The primary outcome of the study was a clinically overt thromboembolic event, either venous or arterial, which included deep vein thrombosis of the upper and lower limbs, visceral and cerebral venous thrombosis, pulmonary embolism, acute myocardial infraction, ischemic stroke, acute peripheral thromboembolism, and unexplained deaths of possible thromboembolic origin.
The risk of having 1 of these events was nearly halved, from a rate of 3.9% in the placebo group (15 events in 381 patients) to a rate of 2.1% in the nadroparin group (16 events in 769 patients). The relative risk reduction was 49.6%, with an interim-adjusted P value of .024, Dr. Agnelli told the meeting.
The incidence of minor bleeding was similar in both groups — 7.4% with nadroparin and 7.9% with placebo — and the risk for a major bleed was increased only slightly in the nadroparin group (5 episodes in 769 patients; 0.7% vs 0% in the placebo group.).
I strongly believe that the clinical benefit is there.
For the overall patient population, the number needed to treat was 50, whereas the number needed to harm was 200 (i.e., 50 patients would need to be treated to prevent a thromboembolic event, and 200 to see a bleeding event). Because of these figures, “I strongly believe that the clinical benefit is there,” Dr. Agnelli commented.
The patients involved in the PROTECHT trial had a variety of solid tumors: 279 patients had lung cancer, 235 had colon cancer, 165 had breast cancer, 143 had ovarian cancer, 98 had stomach cancer, 87 had rectal cancer, 53 had pancreatic cancer, 36 had head and neck cancer, and 54 had other cancer. The largest groups were lung (25%) and gastrointestinal (35%) cancer.
Dr. Agnelli noted that patients with lung cancer and those with pancreatic cancer appear to be particularly at risk for thromboembolic events. Among pancreatic cancer patients, the overall risk was 7.3%; it was reduced from 8.3% with placebo (3 events in 36 patients) to 5.8% with nadroparin (1 event in 17 patients). In lung cancer patients, the risk was 8.8% with placebo and 4% with nadroparin. For this subgroup of lung cancer patients, the number needed to treat was 18 to prevent 1 event.

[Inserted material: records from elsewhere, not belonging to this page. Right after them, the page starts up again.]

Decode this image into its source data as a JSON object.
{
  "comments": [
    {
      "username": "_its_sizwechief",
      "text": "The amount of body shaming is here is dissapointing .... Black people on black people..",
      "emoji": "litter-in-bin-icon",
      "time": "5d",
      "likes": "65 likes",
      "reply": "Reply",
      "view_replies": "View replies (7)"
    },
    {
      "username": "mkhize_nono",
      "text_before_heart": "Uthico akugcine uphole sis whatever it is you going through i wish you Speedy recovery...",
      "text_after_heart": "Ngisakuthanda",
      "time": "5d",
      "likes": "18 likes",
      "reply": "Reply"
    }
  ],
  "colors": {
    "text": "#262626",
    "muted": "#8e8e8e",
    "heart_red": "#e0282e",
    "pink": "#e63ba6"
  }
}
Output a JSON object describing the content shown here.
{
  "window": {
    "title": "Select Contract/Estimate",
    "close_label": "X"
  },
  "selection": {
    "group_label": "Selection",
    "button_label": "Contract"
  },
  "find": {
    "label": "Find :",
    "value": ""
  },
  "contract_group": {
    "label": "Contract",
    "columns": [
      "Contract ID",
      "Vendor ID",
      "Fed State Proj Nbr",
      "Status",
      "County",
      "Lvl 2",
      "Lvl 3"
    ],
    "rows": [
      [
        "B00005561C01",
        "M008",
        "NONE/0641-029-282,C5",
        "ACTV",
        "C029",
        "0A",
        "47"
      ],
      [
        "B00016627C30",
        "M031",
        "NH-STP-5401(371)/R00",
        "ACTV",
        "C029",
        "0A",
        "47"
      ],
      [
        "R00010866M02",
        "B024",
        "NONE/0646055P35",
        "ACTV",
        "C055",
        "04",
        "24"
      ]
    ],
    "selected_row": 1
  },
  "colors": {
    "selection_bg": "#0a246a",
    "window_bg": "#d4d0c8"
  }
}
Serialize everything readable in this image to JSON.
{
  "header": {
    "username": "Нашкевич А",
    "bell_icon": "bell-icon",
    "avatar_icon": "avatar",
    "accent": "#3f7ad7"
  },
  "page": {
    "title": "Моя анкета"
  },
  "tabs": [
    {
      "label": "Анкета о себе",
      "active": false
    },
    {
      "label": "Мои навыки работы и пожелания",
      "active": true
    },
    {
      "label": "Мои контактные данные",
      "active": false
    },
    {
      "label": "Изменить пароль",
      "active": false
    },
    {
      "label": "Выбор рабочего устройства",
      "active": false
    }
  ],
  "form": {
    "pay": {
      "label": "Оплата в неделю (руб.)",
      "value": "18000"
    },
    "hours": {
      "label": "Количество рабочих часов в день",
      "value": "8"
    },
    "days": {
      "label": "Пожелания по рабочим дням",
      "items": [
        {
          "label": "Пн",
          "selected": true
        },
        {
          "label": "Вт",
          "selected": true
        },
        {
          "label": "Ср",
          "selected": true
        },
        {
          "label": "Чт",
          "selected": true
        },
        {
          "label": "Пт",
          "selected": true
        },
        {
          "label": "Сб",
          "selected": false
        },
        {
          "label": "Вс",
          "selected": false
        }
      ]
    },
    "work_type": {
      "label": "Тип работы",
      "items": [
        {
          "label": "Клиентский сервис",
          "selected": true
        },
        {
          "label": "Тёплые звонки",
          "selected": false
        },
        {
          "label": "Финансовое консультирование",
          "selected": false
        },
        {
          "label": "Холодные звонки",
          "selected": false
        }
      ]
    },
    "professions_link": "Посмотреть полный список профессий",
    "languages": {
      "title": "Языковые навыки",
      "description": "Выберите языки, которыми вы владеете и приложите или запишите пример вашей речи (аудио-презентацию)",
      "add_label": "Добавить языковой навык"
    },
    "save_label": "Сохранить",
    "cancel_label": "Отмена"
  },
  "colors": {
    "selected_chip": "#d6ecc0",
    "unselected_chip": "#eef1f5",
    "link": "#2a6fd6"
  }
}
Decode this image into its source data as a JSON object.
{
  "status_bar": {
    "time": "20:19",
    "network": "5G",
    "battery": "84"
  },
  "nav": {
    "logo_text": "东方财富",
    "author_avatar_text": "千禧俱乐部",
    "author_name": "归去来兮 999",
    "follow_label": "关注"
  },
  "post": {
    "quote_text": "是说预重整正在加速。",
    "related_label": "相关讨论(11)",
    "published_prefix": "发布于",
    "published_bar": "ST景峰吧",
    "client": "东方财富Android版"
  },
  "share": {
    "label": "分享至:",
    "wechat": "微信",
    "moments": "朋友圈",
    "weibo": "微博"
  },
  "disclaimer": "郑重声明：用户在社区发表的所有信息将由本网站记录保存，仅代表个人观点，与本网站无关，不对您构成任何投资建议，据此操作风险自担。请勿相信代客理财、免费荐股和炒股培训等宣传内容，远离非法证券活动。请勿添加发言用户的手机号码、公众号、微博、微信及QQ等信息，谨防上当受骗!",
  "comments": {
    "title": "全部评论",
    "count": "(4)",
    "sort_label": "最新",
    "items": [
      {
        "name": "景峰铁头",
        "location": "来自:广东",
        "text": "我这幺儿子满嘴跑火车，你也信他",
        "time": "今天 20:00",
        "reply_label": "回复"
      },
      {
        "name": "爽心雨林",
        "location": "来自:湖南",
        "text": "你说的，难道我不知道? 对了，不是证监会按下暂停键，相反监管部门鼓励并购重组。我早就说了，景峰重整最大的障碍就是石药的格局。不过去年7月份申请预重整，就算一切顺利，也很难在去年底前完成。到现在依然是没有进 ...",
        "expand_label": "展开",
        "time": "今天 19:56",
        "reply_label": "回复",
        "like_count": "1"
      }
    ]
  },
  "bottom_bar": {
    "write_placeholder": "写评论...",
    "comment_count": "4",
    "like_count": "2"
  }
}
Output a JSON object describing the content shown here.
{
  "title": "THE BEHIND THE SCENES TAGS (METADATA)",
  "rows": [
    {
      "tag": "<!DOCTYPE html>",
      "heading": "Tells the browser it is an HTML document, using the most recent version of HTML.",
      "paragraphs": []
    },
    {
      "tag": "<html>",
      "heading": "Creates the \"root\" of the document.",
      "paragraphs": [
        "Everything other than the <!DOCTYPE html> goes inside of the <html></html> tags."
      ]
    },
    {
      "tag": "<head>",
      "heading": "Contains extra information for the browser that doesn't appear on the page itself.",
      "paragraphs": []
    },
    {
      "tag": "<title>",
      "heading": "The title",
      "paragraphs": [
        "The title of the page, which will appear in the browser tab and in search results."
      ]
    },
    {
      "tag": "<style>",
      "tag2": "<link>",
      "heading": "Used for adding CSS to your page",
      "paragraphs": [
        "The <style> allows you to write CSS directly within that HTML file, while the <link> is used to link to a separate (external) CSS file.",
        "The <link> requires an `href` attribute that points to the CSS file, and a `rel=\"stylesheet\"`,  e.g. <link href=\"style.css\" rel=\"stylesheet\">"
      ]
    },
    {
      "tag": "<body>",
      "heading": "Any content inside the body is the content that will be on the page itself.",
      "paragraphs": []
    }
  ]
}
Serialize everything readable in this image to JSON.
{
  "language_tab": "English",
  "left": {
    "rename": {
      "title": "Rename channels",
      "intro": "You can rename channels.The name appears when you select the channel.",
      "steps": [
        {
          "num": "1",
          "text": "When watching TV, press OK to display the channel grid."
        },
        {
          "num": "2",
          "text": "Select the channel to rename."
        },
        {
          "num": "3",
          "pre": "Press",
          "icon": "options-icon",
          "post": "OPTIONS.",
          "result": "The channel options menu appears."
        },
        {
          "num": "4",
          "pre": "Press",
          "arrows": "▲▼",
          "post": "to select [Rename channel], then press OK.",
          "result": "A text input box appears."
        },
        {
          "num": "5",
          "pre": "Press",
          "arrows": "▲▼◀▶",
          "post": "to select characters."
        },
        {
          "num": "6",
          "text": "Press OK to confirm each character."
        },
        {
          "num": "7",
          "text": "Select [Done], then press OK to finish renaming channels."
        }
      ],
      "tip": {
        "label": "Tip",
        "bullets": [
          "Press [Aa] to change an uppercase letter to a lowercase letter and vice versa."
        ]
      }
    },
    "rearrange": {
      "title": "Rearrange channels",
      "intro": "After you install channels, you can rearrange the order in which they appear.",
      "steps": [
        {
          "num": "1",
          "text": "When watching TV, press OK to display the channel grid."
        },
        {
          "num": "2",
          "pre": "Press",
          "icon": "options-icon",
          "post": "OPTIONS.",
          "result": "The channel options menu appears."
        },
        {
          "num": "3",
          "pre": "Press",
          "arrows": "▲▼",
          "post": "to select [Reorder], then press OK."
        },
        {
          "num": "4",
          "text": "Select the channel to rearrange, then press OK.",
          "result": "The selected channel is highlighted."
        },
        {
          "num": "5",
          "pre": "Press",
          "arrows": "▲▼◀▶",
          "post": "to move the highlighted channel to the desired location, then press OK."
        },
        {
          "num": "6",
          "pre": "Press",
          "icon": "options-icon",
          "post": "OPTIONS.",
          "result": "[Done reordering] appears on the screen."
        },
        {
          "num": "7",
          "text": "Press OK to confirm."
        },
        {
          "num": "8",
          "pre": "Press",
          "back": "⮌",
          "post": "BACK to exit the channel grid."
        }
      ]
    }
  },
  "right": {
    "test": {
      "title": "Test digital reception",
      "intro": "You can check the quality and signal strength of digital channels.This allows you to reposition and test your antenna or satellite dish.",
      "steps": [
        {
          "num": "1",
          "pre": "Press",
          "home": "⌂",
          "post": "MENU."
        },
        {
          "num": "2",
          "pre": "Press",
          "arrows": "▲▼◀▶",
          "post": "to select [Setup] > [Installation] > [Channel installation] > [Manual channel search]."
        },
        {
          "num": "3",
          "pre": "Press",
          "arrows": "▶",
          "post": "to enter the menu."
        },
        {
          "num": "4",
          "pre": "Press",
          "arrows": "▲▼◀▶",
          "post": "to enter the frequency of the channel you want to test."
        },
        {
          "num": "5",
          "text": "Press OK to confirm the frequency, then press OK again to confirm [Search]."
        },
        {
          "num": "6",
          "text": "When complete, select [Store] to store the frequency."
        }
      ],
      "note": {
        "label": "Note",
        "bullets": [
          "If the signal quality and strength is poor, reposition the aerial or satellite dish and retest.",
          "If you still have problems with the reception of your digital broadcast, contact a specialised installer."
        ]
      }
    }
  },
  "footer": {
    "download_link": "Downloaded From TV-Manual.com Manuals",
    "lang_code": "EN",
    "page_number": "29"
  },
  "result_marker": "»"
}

“These results provide proof of concept that thromboembolic events can be prevented in ambulatory cancer patients receiving chemotherapy,” Dr. Agnelli concluded. He suggested that future studies should focus on the patient populations identified as being at high risk (i.e., lung and pancreatic cancer patients).
Dr. Agnelli has disclosed no relevant financial relationships. One of the coauthors, Carlo Bianchini, MD, is an employee of Italfarmaco. Dr. Sadler reports consultancy work for Baxter Healthcare. Dr. Turpie reports consultancy and honoraria from Bayer and Johnson & Johnson.
American Society of Hematology meeting. Abstract 6. Presented December 7, 2008.